Thomas Danby College in Leeds this week became the latest victim of charges of "inadequate" financial controls.
The further education college has just discovered a budget overspend "well in excess of Pounds 1 million", according to acting chief executive Colin Couble. The principal is to take early retirement at the end of the month.
Mr Couble said that the discovery came out of the blue and that the shortfall was the result of "a lack of control" and inadequate budgeting throughout the year. "It has made us realise how easy it is to get in to real difficulties," he said.
A survival plan was being discussed with the Further Education Funding Council which had been supportive, according to Mr Couble, although officers could not guarantee that the college had a future. Staff numbers were to be reduced through voluntary severance and early retirement and Mr Couble said he could not rule out compulsory redundancies later.
He added that the college had suffered because it lacked the "appropriate management and systems" to control spending on staffing and equipment. Dozens of other colleges are in similar positions around the country and the sector is split over the cause.

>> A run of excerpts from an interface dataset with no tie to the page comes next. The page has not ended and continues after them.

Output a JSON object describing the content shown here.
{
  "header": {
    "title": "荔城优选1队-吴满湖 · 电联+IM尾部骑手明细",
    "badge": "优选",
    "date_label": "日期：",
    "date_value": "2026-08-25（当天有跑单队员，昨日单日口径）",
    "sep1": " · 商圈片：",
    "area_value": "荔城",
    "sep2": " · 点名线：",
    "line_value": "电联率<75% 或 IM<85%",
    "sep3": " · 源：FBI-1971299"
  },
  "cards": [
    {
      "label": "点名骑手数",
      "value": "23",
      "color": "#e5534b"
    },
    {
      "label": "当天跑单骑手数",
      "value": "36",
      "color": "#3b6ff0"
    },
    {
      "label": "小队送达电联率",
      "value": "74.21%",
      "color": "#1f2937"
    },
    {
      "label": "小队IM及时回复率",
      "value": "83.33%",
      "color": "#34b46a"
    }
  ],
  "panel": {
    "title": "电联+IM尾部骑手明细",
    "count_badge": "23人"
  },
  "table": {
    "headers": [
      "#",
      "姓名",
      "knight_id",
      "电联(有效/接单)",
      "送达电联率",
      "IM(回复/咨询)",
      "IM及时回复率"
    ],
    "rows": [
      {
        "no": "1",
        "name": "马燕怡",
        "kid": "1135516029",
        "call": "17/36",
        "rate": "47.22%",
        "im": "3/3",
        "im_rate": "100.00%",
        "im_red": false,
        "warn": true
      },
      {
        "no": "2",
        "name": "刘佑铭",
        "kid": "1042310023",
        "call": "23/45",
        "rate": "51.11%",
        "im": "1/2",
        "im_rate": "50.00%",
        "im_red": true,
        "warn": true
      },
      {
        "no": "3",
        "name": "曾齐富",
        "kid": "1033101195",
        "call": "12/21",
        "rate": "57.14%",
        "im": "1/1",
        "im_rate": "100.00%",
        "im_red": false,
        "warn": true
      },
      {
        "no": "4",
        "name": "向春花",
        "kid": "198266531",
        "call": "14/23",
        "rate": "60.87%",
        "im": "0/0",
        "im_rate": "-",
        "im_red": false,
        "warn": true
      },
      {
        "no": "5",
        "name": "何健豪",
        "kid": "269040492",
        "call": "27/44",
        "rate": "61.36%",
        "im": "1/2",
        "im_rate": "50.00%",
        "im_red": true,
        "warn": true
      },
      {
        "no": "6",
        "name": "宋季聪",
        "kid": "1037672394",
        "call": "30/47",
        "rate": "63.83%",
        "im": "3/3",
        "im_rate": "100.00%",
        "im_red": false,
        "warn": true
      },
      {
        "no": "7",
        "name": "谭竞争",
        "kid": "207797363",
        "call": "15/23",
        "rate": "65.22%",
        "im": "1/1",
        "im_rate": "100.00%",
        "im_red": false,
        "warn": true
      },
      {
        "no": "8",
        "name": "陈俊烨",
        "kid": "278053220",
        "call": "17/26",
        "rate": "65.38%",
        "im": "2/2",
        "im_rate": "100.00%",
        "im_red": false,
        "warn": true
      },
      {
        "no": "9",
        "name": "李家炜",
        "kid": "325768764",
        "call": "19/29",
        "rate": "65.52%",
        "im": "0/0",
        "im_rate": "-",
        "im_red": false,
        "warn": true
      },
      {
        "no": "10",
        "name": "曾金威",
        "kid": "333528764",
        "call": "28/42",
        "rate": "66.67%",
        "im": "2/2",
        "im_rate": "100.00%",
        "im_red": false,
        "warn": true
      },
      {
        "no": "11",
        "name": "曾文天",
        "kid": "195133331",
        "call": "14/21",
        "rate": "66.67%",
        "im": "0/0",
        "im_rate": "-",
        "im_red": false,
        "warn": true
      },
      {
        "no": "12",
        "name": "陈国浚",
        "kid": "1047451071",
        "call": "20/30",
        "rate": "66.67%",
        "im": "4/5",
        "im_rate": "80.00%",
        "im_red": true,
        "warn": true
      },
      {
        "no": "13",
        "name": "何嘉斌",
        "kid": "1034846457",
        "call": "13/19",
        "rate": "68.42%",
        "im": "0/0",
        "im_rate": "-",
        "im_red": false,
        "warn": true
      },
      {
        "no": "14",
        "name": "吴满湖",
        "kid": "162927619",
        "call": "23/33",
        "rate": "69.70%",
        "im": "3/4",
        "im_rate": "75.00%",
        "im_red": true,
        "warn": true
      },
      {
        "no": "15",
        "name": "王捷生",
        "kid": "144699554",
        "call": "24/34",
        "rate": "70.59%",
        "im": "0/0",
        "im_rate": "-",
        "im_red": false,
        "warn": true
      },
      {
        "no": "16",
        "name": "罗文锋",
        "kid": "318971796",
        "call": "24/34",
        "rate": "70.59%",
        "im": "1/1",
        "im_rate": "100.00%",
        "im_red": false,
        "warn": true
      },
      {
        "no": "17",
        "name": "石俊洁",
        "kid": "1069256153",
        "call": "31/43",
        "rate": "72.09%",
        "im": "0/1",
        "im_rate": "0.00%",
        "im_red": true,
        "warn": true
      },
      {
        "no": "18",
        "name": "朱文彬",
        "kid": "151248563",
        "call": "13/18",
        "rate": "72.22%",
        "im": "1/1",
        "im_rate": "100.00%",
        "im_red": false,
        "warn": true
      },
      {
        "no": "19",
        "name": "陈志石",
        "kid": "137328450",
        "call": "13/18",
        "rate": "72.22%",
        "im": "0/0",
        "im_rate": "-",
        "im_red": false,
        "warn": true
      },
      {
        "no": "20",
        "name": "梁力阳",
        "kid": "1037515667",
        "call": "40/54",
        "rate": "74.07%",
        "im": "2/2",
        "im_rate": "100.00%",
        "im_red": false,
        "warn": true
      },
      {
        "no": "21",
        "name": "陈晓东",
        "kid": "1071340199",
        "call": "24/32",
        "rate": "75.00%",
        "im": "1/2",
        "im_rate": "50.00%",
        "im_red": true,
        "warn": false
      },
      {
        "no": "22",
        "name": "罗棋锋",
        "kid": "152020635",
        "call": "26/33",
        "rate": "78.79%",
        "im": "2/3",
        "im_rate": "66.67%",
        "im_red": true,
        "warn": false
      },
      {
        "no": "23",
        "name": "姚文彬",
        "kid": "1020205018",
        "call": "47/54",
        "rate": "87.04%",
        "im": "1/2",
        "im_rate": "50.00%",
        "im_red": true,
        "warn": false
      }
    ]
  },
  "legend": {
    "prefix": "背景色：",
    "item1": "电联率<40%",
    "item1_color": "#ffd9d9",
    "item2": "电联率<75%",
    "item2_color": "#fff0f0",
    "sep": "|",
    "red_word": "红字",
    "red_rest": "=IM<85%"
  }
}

Many principals blame the financial problems on college mismanagement rather than underfunding. In a THES poll of almost 10 per cent the sector's principals, almost three quarters of those contacted pointed to managers' inability to keep control of labour and other costs. "Those colleges managing to be successful at the moment are the ones who are obsessive about cost-cutting," said one principal who claimed to have the lowest proportion of labour costs to income in FE. The college has a Pounds 3 million surplus.
Many principals were happy with annual 3 per cent efficiency gains. "Productivity gains are still possible and it is not unrealistic to expect colleges to produce even more qualified students," said one London principal. "Teachers have got to become more productive," was a repeated sentiment.
But not all respondents shared such views. One principal in the home counties said his college was regarded by the funding council as one of the healthy ones and yet he could not see any means of making the books balance in four years' time. He said: "I am facing the fact that we may have to close."
The Association for Colleges says that under present public expenditure forecasts colleges will not be able to maintain the level of output and quality required to meet national objectives. It is requesting an extra Pounds 80-90 million per year for continuing student growth of 3 per cent plus an increase of Pounds 40 million per year for capital investment. A further Pounds 50 million a year is needed to replace equipment and Pounds 60 million in a full year to meet pay costs.